- Exercise aim
If a line below contains the string "title", return that line.
■ ■ ■
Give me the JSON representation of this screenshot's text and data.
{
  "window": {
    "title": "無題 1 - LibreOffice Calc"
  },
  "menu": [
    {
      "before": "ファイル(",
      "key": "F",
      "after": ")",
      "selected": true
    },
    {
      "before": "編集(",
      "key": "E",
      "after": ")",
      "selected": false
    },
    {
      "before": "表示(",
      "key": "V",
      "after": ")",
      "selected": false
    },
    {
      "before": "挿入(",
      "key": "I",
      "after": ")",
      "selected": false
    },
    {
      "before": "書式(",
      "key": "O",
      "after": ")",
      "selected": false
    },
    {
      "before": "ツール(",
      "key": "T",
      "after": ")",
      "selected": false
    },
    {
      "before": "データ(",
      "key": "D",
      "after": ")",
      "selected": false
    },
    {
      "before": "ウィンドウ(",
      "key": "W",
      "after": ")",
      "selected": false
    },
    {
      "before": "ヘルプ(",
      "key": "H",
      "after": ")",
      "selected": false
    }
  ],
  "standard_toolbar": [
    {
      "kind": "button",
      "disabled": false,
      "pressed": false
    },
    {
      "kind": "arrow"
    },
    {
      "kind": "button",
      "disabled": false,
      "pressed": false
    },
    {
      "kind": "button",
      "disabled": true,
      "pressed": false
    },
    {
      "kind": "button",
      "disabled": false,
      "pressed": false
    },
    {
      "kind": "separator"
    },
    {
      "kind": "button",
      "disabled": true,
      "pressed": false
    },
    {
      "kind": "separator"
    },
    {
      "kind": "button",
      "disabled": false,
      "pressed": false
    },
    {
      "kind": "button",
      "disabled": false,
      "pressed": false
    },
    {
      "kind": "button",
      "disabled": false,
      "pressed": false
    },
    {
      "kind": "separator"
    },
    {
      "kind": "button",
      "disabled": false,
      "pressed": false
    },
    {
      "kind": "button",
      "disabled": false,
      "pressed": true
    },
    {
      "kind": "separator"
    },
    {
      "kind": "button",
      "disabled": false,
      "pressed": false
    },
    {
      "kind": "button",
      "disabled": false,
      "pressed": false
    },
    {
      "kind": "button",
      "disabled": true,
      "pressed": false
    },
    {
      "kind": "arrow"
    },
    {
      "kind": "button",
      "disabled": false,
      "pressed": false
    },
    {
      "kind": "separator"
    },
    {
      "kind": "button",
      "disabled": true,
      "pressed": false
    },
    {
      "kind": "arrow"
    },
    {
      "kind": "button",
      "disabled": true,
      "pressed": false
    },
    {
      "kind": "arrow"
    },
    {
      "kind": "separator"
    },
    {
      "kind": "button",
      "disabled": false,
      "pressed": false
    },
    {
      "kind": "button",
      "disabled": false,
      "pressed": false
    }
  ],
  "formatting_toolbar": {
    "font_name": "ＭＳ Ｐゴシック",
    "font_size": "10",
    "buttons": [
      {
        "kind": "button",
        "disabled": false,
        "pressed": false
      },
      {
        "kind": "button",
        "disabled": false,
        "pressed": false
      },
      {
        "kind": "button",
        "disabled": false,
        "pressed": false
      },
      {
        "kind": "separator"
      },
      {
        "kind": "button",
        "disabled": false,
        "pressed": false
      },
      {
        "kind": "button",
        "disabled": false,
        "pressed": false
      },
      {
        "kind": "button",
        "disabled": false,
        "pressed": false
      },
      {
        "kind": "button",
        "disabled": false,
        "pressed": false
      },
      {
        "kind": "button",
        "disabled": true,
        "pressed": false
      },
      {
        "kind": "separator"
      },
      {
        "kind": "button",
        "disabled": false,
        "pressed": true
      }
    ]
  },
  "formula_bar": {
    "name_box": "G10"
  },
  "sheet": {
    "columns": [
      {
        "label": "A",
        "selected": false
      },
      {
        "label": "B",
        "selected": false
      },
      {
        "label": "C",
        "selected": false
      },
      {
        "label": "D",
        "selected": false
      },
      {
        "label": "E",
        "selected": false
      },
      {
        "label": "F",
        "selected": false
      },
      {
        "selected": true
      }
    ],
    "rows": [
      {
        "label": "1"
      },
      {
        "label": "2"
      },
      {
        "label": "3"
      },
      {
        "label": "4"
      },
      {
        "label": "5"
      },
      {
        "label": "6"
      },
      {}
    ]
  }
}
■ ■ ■
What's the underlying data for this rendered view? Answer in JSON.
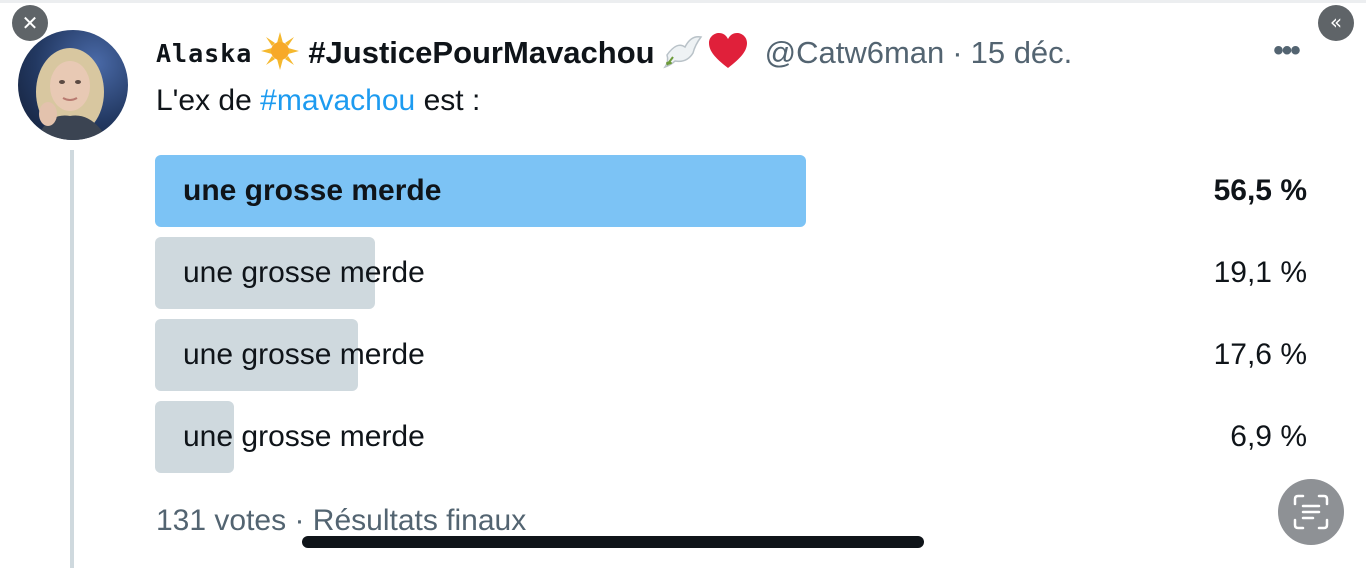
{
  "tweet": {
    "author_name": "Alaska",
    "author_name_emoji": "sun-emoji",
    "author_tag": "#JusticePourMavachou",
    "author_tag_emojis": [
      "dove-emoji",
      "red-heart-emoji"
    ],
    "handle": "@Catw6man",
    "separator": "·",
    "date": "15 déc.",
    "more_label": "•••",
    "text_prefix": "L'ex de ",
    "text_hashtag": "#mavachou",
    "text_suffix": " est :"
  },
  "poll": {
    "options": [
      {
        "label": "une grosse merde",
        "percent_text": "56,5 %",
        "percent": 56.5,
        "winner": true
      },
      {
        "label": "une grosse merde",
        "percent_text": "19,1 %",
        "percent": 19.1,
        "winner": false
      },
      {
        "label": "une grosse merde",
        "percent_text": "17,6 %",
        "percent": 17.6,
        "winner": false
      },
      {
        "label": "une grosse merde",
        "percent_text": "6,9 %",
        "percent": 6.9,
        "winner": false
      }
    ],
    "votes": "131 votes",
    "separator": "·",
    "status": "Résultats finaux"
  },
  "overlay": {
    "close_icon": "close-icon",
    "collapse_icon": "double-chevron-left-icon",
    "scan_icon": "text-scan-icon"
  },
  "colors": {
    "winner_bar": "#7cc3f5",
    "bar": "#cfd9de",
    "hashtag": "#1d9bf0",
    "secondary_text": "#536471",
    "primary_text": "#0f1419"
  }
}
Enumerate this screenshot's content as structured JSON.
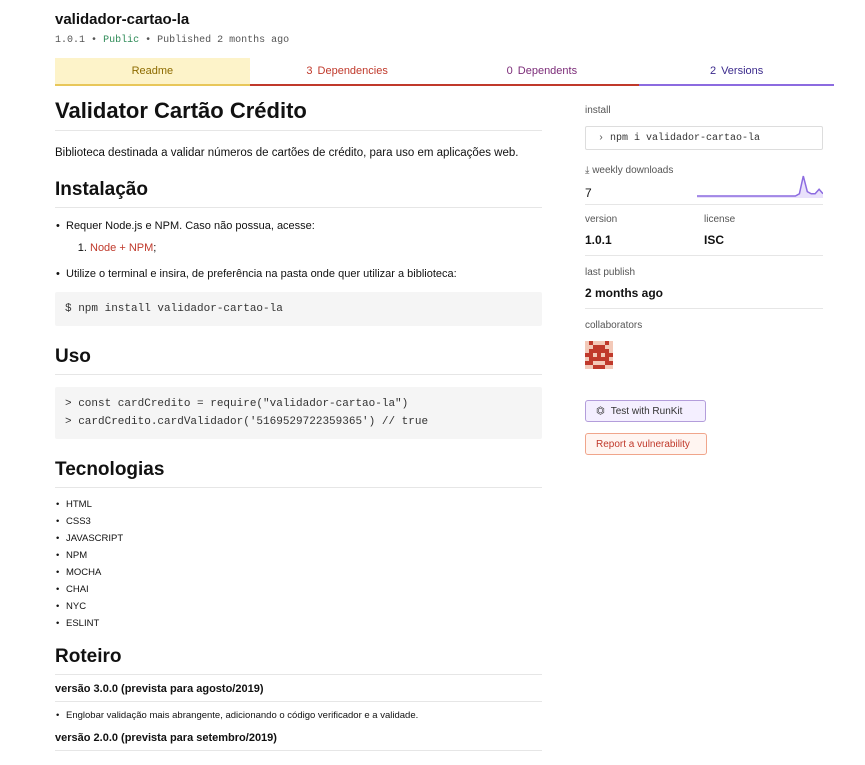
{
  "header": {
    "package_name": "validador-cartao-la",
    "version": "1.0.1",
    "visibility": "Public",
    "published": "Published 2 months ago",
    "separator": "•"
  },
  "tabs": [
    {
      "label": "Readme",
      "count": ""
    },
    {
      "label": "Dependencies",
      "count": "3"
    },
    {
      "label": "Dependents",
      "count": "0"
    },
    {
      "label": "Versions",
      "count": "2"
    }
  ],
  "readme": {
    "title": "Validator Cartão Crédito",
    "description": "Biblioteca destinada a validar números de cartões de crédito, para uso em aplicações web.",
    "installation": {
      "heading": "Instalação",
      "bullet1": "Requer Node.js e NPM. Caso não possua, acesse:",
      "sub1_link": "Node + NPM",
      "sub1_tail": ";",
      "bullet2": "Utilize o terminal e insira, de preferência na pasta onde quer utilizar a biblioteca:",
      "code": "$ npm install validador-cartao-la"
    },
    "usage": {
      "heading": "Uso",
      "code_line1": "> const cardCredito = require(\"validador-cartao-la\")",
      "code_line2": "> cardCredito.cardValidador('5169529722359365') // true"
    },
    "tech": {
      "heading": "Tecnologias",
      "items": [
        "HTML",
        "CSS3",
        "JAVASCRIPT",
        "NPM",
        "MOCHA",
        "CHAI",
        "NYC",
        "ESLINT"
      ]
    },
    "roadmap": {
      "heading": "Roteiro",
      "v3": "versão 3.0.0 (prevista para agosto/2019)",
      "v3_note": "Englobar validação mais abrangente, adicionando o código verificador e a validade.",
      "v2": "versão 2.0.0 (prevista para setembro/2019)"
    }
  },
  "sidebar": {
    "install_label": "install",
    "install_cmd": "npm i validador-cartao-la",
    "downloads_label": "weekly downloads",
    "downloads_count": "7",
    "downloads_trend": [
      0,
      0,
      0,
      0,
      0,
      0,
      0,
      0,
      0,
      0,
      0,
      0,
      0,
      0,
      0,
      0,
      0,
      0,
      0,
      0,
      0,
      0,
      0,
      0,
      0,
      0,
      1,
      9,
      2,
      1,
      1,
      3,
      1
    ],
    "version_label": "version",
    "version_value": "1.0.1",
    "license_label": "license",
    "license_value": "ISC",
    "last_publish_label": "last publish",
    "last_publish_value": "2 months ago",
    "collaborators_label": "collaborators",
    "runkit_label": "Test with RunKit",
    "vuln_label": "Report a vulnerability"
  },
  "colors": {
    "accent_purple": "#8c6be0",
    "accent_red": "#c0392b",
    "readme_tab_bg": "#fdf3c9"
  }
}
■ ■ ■
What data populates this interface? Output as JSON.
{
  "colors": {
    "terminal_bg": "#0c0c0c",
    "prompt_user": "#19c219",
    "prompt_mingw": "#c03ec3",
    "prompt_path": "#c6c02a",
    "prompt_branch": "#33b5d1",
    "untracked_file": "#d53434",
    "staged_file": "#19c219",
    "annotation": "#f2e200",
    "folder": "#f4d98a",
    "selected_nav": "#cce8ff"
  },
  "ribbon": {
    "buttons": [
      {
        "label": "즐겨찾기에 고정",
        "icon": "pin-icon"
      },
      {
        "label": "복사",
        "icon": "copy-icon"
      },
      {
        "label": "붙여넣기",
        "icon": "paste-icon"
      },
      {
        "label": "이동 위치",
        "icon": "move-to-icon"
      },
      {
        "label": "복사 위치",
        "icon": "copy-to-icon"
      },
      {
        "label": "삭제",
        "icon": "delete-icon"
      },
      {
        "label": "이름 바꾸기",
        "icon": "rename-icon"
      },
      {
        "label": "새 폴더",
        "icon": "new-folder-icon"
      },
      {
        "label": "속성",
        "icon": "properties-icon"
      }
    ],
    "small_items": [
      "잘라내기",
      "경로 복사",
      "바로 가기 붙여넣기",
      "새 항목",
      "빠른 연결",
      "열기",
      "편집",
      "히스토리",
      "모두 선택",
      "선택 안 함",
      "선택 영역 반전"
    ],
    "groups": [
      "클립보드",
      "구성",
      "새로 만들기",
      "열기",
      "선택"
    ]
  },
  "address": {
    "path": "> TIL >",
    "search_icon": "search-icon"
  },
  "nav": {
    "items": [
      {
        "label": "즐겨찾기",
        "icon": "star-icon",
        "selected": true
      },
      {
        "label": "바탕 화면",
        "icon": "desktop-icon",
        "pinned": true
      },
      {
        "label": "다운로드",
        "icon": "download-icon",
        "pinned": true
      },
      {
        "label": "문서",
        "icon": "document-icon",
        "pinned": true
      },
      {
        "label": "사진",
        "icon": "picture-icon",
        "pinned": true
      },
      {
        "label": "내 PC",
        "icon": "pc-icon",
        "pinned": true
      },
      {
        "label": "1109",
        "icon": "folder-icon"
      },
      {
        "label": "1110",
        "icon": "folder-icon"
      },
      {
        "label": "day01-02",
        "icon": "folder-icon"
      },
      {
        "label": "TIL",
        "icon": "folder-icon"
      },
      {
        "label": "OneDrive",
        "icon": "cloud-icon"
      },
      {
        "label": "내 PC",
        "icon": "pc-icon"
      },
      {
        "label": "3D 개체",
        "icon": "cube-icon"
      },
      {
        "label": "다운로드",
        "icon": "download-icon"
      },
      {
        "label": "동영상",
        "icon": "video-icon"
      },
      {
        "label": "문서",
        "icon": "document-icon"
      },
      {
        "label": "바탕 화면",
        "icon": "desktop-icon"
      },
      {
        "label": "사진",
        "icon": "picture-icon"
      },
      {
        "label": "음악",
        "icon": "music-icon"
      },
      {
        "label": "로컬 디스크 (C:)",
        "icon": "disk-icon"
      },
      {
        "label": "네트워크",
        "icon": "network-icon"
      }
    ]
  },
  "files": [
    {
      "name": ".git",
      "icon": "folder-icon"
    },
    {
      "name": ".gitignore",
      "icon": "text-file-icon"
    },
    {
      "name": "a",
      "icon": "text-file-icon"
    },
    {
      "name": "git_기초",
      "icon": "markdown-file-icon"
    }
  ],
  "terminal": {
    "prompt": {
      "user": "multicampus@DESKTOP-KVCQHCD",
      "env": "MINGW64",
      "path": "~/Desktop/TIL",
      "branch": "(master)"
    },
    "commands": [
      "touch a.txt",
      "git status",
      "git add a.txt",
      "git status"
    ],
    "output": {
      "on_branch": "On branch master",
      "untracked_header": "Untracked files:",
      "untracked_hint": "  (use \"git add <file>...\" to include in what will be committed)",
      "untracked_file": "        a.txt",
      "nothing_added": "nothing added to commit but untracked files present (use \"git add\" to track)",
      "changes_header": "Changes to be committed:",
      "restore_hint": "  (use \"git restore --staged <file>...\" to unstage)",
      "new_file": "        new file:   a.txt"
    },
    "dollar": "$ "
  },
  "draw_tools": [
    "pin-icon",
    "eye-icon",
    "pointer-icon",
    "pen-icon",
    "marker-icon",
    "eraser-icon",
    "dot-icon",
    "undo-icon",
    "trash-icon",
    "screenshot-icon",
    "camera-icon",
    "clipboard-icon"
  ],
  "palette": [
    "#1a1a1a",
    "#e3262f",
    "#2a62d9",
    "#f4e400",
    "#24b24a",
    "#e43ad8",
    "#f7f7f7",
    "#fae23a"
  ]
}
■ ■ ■
- Output for this task
    "title": "無題 1 - LibreOffice Calc"
    "title": "Validator Cartão Crédito",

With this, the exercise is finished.